U.S. Calls Airstrikes on al-Shabaab in Somalia
A U.S. military airstrike recently targeted the al-Qaeda-linked al-Shabaab terrorist group in southern Somalia, killing five jihadists and wounding two others, reveals the Pentagon.
Ugandan troops, backed by a very small contingent of U.S. military advisers, raided an illegal taxation checkpoint in rural southern Somalia, west of the country’s capital Mogadishu, NBC News learned from Capt. Jeff Davis, a Pentagon spokesperson.
The U.S. military’s mission was to advise and assist, noted Davis.
American troops have been supporting their Somali counterparts and their allies in their fight against al-Shabaab for a few years.
In early March, U.S. manned and unmanned aircraft bombed an al-Shabaab training camp in Somalia, killing over 150 jihadists.
Up to 20 members of al-Shabaab, also spelled al Shabab, attacked the Ugandan troops during the recent raid.
In response, the U.S. military called in a “defensive” airstrike.
Although U.S. ground forces were “nearby” at the time of raid, they did not open fire on al-Shabaab or vice versa.
NBC News quoted an unnamed defense official as saying that an MQ-9 Predator drone that was flying at the time and capable of providing a quick response carried out the strike.

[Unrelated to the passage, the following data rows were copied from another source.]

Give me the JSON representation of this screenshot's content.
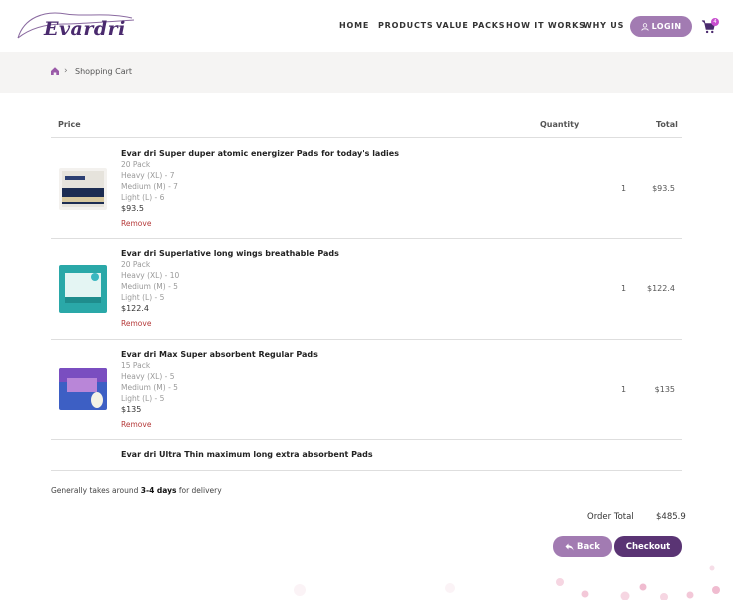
{
  "brand": {
    "name": "Evardri"
  },
  "nav": {
    "items": [
      "HOME",
      "PRODUCTS",
      "VALUE PACKS",
      "HOW IT WORKS",
      "WHY US"
    ],
    "login_label": "LOGIN"
  },
  "cart": {
    "badge": "4"
  },
  "breadcrumb": {
    "current": "Shopping Cart"
  },
  "table": {
    "headers": {
      "price": "Price",
      "quantity": "Quantity",
      "total": "Total"
    },
    "remove_label": "Remove",
    "rows": [
      {
        "name": "Evar dri Super duper atomic energizer Pads for today's ladies",
        "pack": "20 Pack",
        "details": [
          "Heavy (XL) - 7",
          "Medium (M) - 7",
          "Light (L) - 6"
        ],
        "price": "$93.5",
        "quantity": "1",
        "total": "$93.5"
      },
      {
        "name": "Evar dri Superlative long wings breathable Pads",
        "pack": "20 Pack",
        "details": [
          "Heavy (XL) - 10",
          "Medium (M) - 5",
          "Light (L) - 5"
        ],
        "price": "$122.4",
        "quantity": "1",
        "total": "$122.4"
      },
      {
        "name": "Evar dri Max Super absorbent Regular Pads",
        "pack": "15 Pack",
        "details": [
          "Heavy (XL) - 5",
          "Medium (M) - 5",
          "Light (L) - 5"
        ],
        "price": "$135",
        "quantity": "1",
        "total": "$135"
      },
      {
        "name": "Evar dri Ultra Thin maximum long extra absorbent Pads"
      }
    ]
  },
  "delivery": {
    "prefix": "Generally takes around ",
    "days": "3-4 days",
    "suffix": " for delivery"
  },
  "summary": {
    "order_total_label": "Order Total",
    "order_total": "$485.9"
  },
  "buttons": {
    "back": "Back",
    "checkout": "Checkout"
  },
  "colors": {
    "accent": "#a27bb2",
    "dark_accent": "#5a3474",
    "remove": "#b53a3a",
    "badge": "#c84ecf"
  }
}
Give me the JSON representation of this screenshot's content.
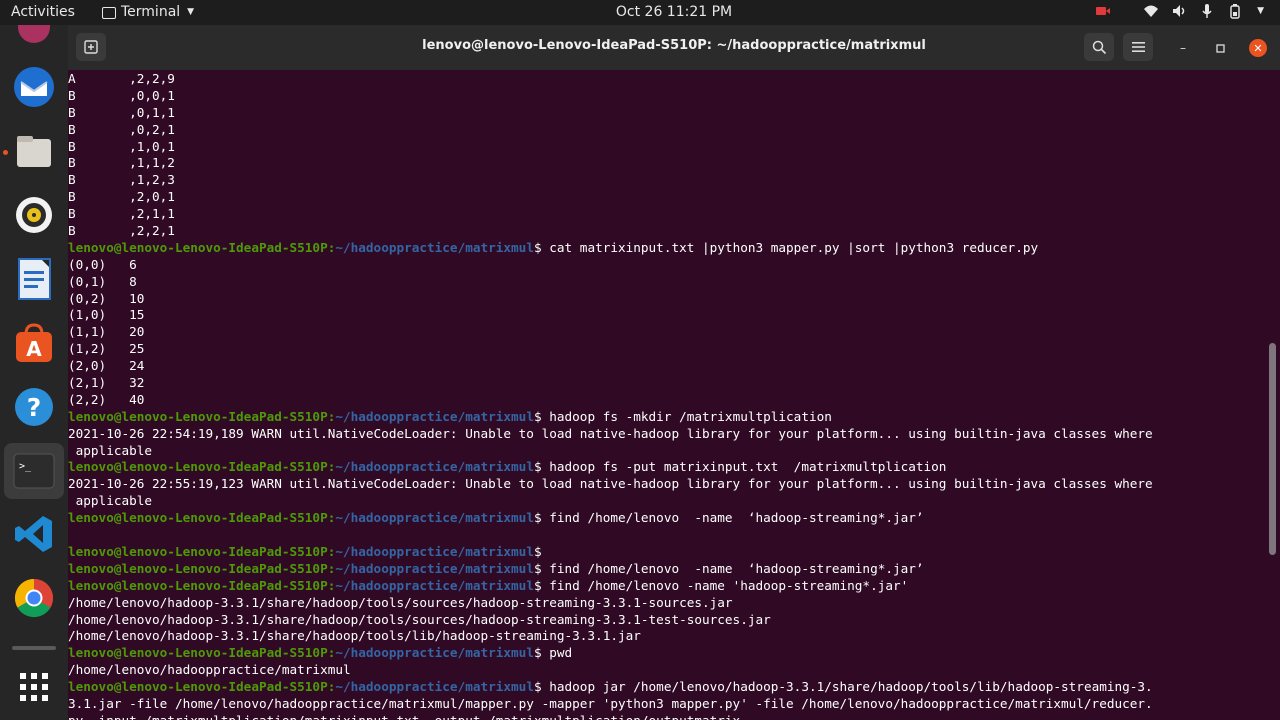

An estimated 50 American service members are currently deployed to al-Shabaab’s home country in support of the African Union Mission in Somalia (AMISON).
“This is the second kinetic incident with the U.S. in Somalia this week,” reports NBC News. “The first incident occurred on Tuesday when a small group of U.S. military supported a Somali military mission against a group of al Shabab militants.”
Prompted by intelligence that the jihadist group was planning to attack a nearby AMISON compound, the U.S. military supplied helicopters as well as advise and assist for Tuesday’s mission.
Al-Shabaab has pledged allegiance to Islamic State (ISIS/ISIL) rival al-Qaeda.
However, Reuters reported in October 2013 that “a senior al Shabaab commander and about 20 of his followers have pledged allegiance to Islamic State, the first move of its kind to emerge in the Somali militant group.”
The commander was identified as Abdiqadir Mumin from the Puntland region of Somalia.
Mumin is now leading a growing pro-ISIS group in Somalia, notes Voice of America (VOA).
Nevertheless, ISIS jihadists have been engaged in turf battles with al-Shabaab in Somalia.
Land battles between the two groups and pressure from the Kenyan military, backed by Somali troops, appear to be pushing al-Shabaab into from Somalia into neighboring Kenya.
Abdi Hassan Hussein, the former Director of the U.S.-backed Puntland Intelligence Agency (PIA) has reportedly warned that the number of pro-ISIS jihadists in Somalia has grown.
The number of pro-ISIS militants in Somalia has increased from 20-30 men when it was founded in October 2015 to between 100-150 now.
“They have graduated their first units and they have received their military supplies,” said Hussein.
“They received military supplies from Yemen – weapons, uniform, ISIS sent trainers who inspected their bases, and they have started sending financial support,” he added. “The weapons’ shipment was delivered by sea from Mukallah city in Hadramouth, it has arrived from the Red Sea coast of Somalia in February and March this year.”